Parker, for his part, remembers showing up to the scene and seeing Adams with his car in the middle of the street. Beyond the shot-out window, however, Parker didn’t recall finding other physical evidence, like bullet casings or shattered glass in the street.
Parker thought finding witnesses would be easy since he grew up in the neighborhood and knew “pretty much everybody on that block,” he said.
But no witnesses emerged.
“They didn’t see or hear anything,” Parker said. “It was just puzzling.”
After the shooting, Adams went to the 88th Precinct to report what had happened. But, strangely, “the sergeant on duty advised him not to file a report,” THE CITY reported, based on Adams’s account.
Streetsblog was unable to track down that sergeant, and Adams’s campaign said Friday that the candidate could not remember the officer’s full name. But another officer, who was a lieutenant in the 88th Precinct at the time, called that aspect of the story “incredibly implausible.”

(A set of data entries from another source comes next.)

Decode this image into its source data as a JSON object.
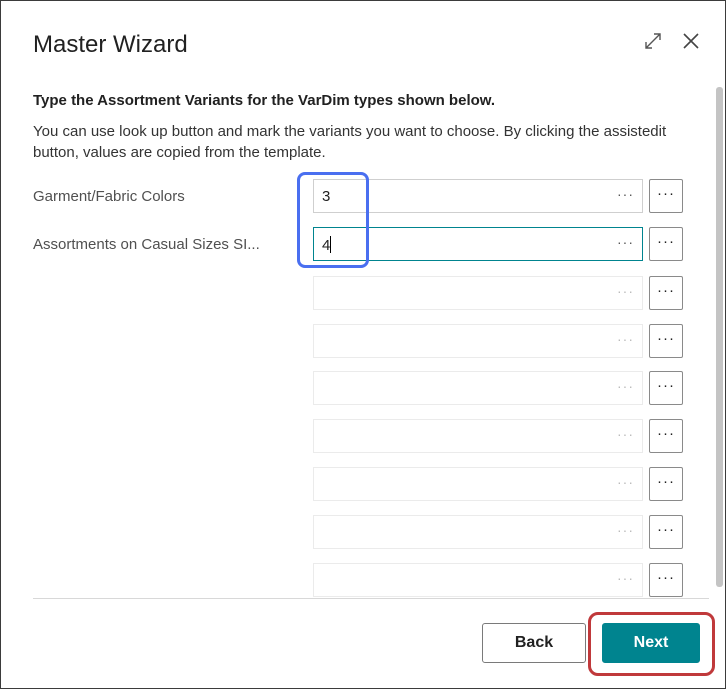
{
  "dialog": {
    "title": "Master Wizard",
    "icons": [
      "expand-icon",
      "close-icon"
    ]
  },
  "content": {
    "heading": "Type the Assortment Variants for the VarDim types shown below.",
    "description": "You can use look up button and mark the variants you want to choose. By clicking the assistedit button, values are copied from the template."
  },
  "rows": [
    {
      "label": "Garment/Fabric Colors",
      "value": "3",
      "lookup": "···",
      "assist": "···"
    },
    {
      "label": "Assortments on Casual Sizes SI...",
      "value": "4",
      "lookup": "···",
      "assist": "···"
    },
    {
      "label": "",
      "value": "",
      "lookup": "···",
      "assist": "···"
    },
    {
      "label": "",
      "value": "",
      "lookup": "···",
      "assist": "···"
    },
    {
      "label": "",
      "value": "",
      "lookup": "···",
      "assist": "···"
    },
    {
      "label": "",
      "value": "",
      "lookup": "···",
      "assist": "···"
    },
    {
      "label": "",
      "value": "",
      "lookup": "···",
      "assist": "···"
    },
    {
      "label": "",
      "value": "",
      "lookup": "···",
      "assist": "···"
    },
    {
      "label": "",
      "value": "",
      "lookup": "···",
      "assist": "···"
    }
  ],
  "footer": {
    "back_label": "Back",
    "next_label": "Next"
  },
  "colors": {
    "accent": "#00848f",
    "highlight_blue": "#4a6ff0",
    "highlight_red": "#c0393b"
  }
}
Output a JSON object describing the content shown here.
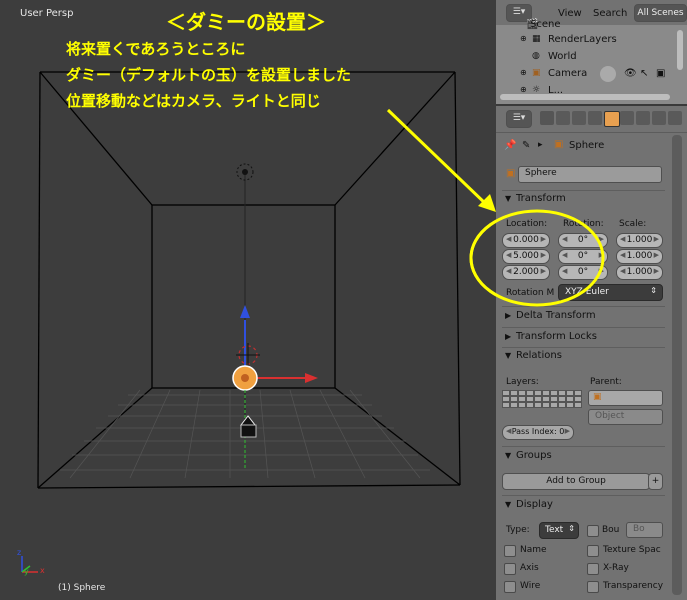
{
  "viewport": {
    "view_label": "User Persp",
    "object_label": "(1) Sphere",
    "axis_labels": {
      "x": "x",
      "y": "y",
      "z": "z"
    }
  },
  "annotation": {
    "title": "＜ダミーの設置＞",
    "line1": "将来置くであろうところに",
    "line2": "ダミー（デフォルトの玉）を設置しました",
    "line3": "位置移動などはカメラ、ライトと同じ",
    "color": "#ffff00"
  },
  "outliner": {
    "menu_view": "View",
    "menu_search": "Search",
    "scene_selector": "All Scenes",
    "items": [
      {
        "label": "Scene",
        "icon": "scene-icon"
      },
      {
        "label": "RenderLayers",
        "icon": "render-layers-icon"
      },
      {
        "label": "World",
        "icon": "world-icon"
      },
      {
        "label": "Camera",
        "icon": "camera-icon"
      },
      {
        "label": "L...",
        "icon": "lamp-icon"
      }
    ]
  },
  "properties": {
    "breadcrumb_object": "Sphere",
    "object_name": "Sphere",
    "transform": {
      "header": "Transform",
      "location_label": "Location:",
      "rotation_label": "Rotation:",
      "scale_label": "Scale:",
      "location": [
        "0.000",
        "5.000",
        "2.000"
      ],
      "rotation": [
        "0°",
        "0°",
        "0°"
      ],
      "scale": [
        "1.000",
        "1.000",
        "1.000"
      ],
      "rotation_mode_label": "Rotation M",
      "rotation_mode_value": "XYZ Euler"
    },
    "delta_transform": "Delta Transform",
    "transform_locks": "Transform Locks",
    "relations": {
      "header": "Relations",
      "layers_label": "Layers:",
      "parent_label": "Parent:",
      "parent_type": "Object",
      "pass_index": "Pass Index: 0"
    },
    "groups": {
      "header": "Groups",
      "add_button": "Add to Group",
      "plus": "+"
    },
    "display": {
      "header": "Display",
      "type_label": "Type:",
      "type_value": "Text",
      "bounds_label": "Bou",
      "bounds_value": "Bo",
      "checks": [
        "Name",
        "Texture Spac",
        "Axis",
        "X-Ray",
        "Wire",
        "Transparency"
      ]
    }
  },
  "colors": {
    "annotation": "#ffff00",
    "x_axis": "#d93030",
    "y_axis": "#30c030",
    "z_axis": "#3050e0",
    "sphere": "#f0a040"
  }
}
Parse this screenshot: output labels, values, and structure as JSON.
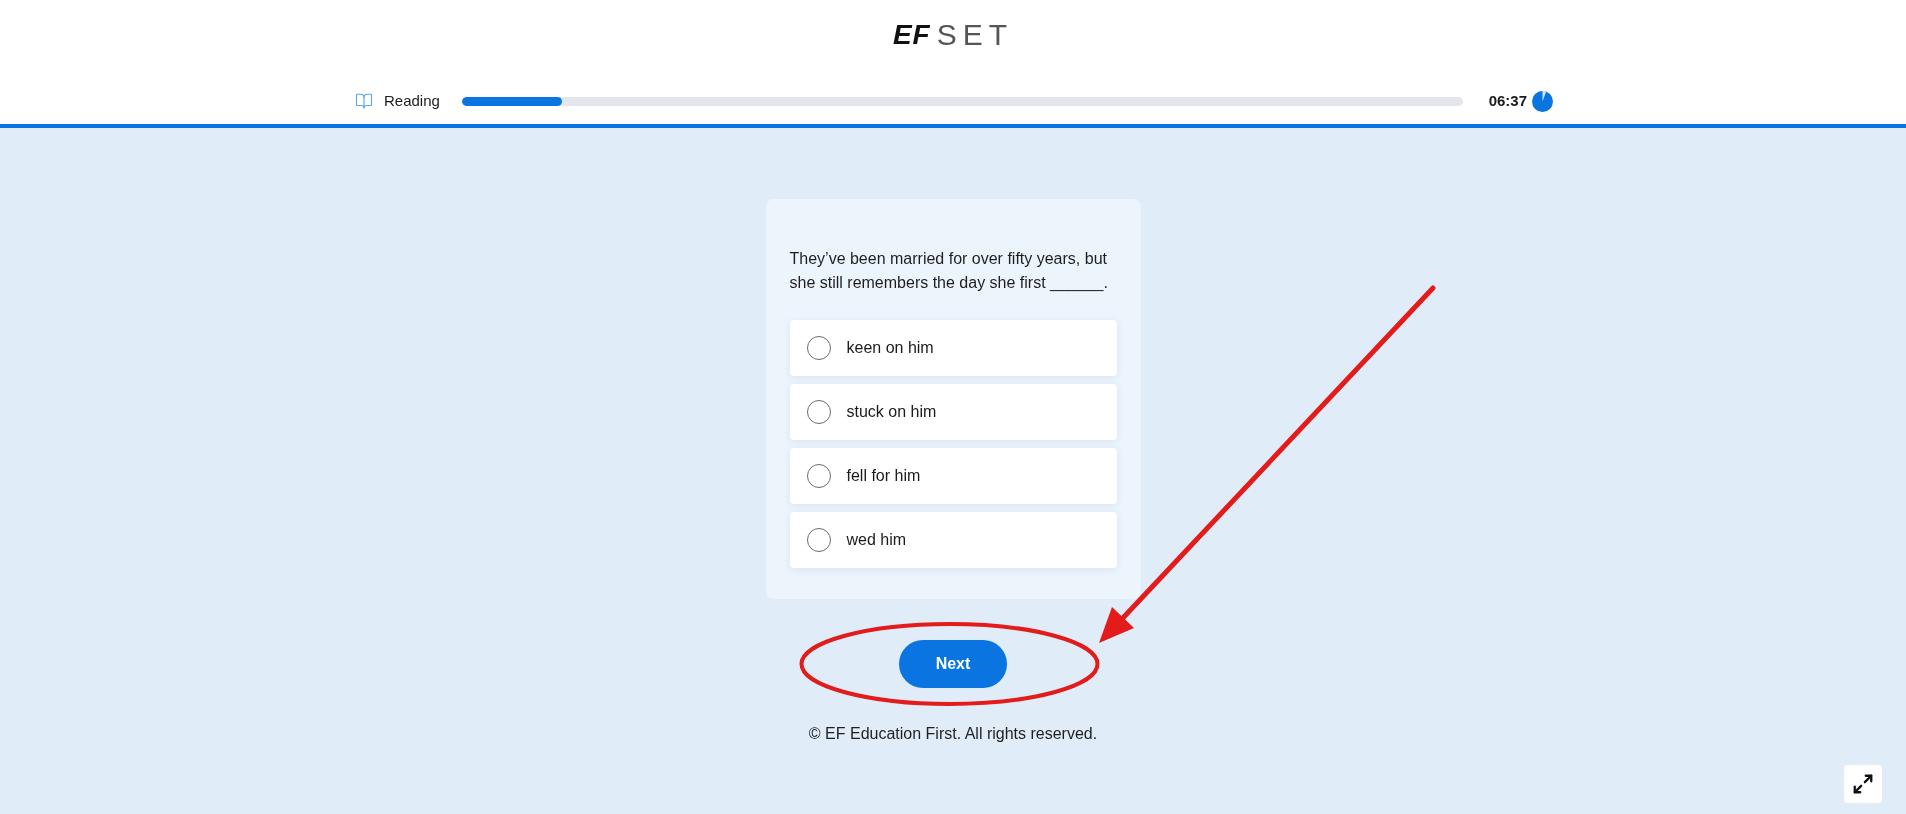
{
  "header": {
    "logo": {
      "mark": "EF",
      "word": "SET"
    }
  },
  "progress": {
    "section": "Reading",
    "level": 0.1,
    "time": "06:37"
  },
  "question": {
    "text": "They’ve been married for over fifty years, but she still remembers the day she first ______.",
    "options": [
      {
        "label": "keen on him",
        "selected": false
      },
      {
        "label": "stuck on him",
        "selected": false
      },
      {
        "label": "fell for him",
        "selected": false
      },
      {
        "label": "wed him",
        "selected": false
      }
    ]
  },
  "next_button": "Next",
  "footer": "© EF Education First. All rights reserved."
}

“It’d be an absolutely astounding story that somebody would come into the precinct and say they were shot at, and the desk officer would say not to make a report,” said the retired lieutenant, who requested anonymously to speak candidly about the matter.
Asked about this Friday, Adams reiterated his account.
The sergeant “said, ‘You’re not injured, you should leave,’” Adams said.
A campaign spokesman said later that Adams did in fact file a report about the episode, the existence of which an NYPD official confirmed to Streetsblog.
Streetsblog could find only two contemporaneous news stories about the episode: an article in the Post and another in the Daily News the next day, both of which match Adams’s account.
As for Adams’s suggestion that the shooter could have been another officer, Parker said he didn’t remember finding any evidence supporting that idea.
“We followed several leads, you know: angry boyfriend, angry girlfriend, Southern racist group,” Parker said. Cop on a vendetta wasn’t one of them.
Another detective at the time in the 88th Precinct, where Adams himself would later work, told Streetsblog Adams’s public campaign to reform the department did not seem to bother most rank-and-file officers.
“I worked with him, my wife worked with him, and everybody I know that worked with him doesn’t have a bad thing to say about him,” said the detective, Thomas Donohue, who is now retired. “To point out other things that were going on back then that he was pointing out, I don’t think anybody really had a problem with it.”
A spokesperson for William Bratton, then NYPD commissioner, did not respond to multiple requests for comment.
Adams’s campaign did not respond to a list of questions about the episode or make the candidate available to discuss it. In a statement, campaign spokesman Evan Thies chalked up the speculation surrounding the story to politics.
“Eric’s opponents are doing anything that they can to try and discredit his well-documented record as an outspoken member of the NYPD who fought racism in the department,” he said. “There are still people in the NYPD from that period who do not want to see Eric become mayor because they know that he is going to reform the department for good.”